**SUPPLIED RECORDS:**
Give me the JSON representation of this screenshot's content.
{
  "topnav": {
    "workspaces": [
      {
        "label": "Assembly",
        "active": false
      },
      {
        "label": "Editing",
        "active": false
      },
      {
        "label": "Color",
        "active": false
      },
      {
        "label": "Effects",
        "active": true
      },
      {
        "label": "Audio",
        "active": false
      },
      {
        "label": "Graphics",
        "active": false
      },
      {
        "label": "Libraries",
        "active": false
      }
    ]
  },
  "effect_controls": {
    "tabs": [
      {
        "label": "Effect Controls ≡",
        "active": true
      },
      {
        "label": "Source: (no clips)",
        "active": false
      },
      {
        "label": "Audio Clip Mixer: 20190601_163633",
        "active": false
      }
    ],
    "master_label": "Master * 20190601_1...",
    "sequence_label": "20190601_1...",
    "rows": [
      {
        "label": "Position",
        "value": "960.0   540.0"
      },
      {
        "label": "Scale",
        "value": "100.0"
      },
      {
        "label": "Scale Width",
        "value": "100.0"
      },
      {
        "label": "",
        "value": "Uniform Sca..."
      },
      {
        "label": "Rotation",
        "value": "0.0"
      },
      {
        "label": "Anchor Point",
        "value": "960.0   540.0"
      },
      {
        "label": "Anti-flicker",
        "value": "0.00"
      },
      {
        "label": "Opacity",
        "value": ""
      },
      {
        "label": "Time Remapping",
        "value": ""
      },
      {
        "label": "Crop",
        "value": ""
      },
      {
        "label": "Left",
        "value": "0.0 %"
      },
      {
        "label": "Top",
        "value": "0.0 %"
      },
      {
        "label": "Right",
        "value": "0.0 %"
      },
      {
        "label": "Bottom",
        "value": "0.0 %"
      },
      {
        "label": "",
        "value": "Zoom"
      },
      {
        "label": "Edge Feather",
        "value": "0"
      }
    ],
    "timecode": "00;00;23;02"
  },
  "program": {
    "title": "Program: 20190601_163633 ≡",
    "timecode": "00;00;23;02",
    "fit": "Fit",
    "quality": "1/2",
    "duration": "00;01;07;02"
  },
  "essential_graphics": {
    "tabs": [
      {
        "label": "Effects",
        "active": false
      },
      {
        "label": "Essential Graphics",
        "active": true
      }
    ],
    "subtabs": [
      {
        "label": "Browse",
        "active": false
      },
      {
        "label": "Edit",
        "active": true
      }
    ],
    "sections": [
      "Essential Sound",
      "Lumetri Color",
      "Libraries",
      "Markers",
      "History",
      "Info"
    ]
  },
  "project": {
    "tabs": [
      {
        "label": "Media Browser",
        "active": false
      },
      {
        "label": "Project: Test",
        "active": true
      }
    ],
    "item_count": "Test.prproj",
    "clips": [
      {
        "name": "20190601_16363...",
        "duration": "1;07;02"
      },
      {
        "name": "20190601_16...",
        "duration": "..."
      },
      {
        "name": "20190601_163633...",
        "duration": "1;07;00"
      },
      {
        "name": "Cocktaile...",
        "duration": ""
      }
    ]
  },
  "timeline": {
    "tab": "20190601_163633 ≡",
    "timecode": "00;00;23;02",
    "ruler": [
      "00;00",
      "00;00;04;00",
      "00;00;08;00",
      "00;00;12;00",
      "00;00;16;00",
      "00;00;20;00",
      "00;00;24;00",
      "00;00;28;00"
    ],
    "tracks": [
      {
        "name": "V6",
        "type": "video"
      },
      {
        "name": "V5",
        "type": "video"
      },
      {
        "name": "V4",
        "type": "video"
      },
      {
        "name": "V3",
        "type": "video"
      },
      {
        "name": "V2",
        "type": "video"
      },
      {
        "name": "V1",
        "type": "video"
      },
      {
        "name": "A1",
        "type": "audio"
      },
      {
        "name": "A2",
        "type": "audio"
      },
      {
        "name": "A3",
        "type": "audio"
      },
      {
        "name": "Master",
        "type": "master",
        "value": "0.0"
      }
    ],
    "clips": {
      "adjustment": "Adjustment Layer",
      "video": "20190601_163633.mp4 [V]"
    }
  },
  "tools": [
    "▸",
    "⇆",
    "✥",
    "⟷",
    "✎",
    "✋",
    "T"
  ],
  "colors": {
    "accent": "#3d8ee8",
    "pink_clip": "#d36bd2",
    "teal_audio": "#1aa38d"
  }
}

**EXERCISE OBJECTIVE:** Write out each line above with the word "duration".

**REPLY:**
    "duration": "00;01;07;02"
        "duration": "1;07;02"
        "duration": "..."
        "duration": "1;07;00"
        "duration": ""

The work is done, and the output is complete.